Coronavirus spreads successfully across communities partly because symptoms do not often appear until several days after infection. Current research suggests that the viral load plateaus at the point symptoms appear and increases in the preceding 2.5 days.
There is urgent need for early biomarkers that can be detected immediately upon infection and prompt early self-isolation, testing and reduce the threat of spread. They need to be easy to obtain, ideally through existing smart devices and fitness trackers.
We have used Heart Rate Variability (HRV), a measure of the variation in time between each heartbeat controlled by our autonomic nervous system (ANS) which regulates heart rate, blood pressure, breathing and digestion. HRV reflects the ability of the heart to respond to different situations and can react to stress or illness before any changes in resting heart rate are seen. This makes it a very powerful signal providing insights in stress and recovery status.
Most critically, we believe changes in HRV appear before symptoms of infection arise, enabling individuals to self-isolate promptly and reduce the risk of transferring the virus.

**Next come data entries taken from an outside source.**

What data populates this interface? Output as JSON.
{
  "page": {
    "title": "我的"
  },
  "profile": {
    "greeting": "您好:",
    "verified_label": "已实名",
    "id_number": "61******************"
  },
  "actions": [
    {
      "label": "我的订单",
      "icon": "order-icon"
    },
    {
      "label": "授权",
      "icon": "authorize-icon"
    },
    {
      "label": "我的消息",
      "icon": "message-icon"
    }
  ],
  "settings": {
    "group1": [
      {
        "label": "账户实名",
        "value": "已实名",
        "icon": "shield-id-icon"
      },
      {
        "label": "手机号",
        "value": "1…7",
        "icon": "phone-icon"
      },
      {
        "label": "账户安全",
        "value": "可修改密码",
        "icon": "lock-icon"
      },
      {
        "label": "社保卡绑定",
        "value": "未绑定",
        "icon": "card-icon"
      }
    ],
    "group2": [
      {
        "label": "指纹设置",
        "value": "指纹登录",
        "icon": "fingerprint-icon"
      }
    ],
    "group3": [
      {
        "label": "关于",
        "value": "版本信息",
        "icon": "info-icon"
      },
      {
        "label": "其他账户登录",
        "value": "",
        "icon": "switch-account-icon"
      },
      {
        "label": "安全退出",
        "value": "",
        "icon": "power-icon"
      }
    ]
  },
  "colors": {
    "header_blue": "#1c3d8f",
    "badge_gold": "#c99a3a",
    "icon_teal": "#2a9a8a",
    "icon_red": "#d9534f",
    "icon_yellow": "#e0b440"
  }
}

We are delighted to have been successful in the highly competitive Innovate UK Business-led Innovation in Response to Global Disruption funding call to review and validate the use of HRV working with an international team of experts.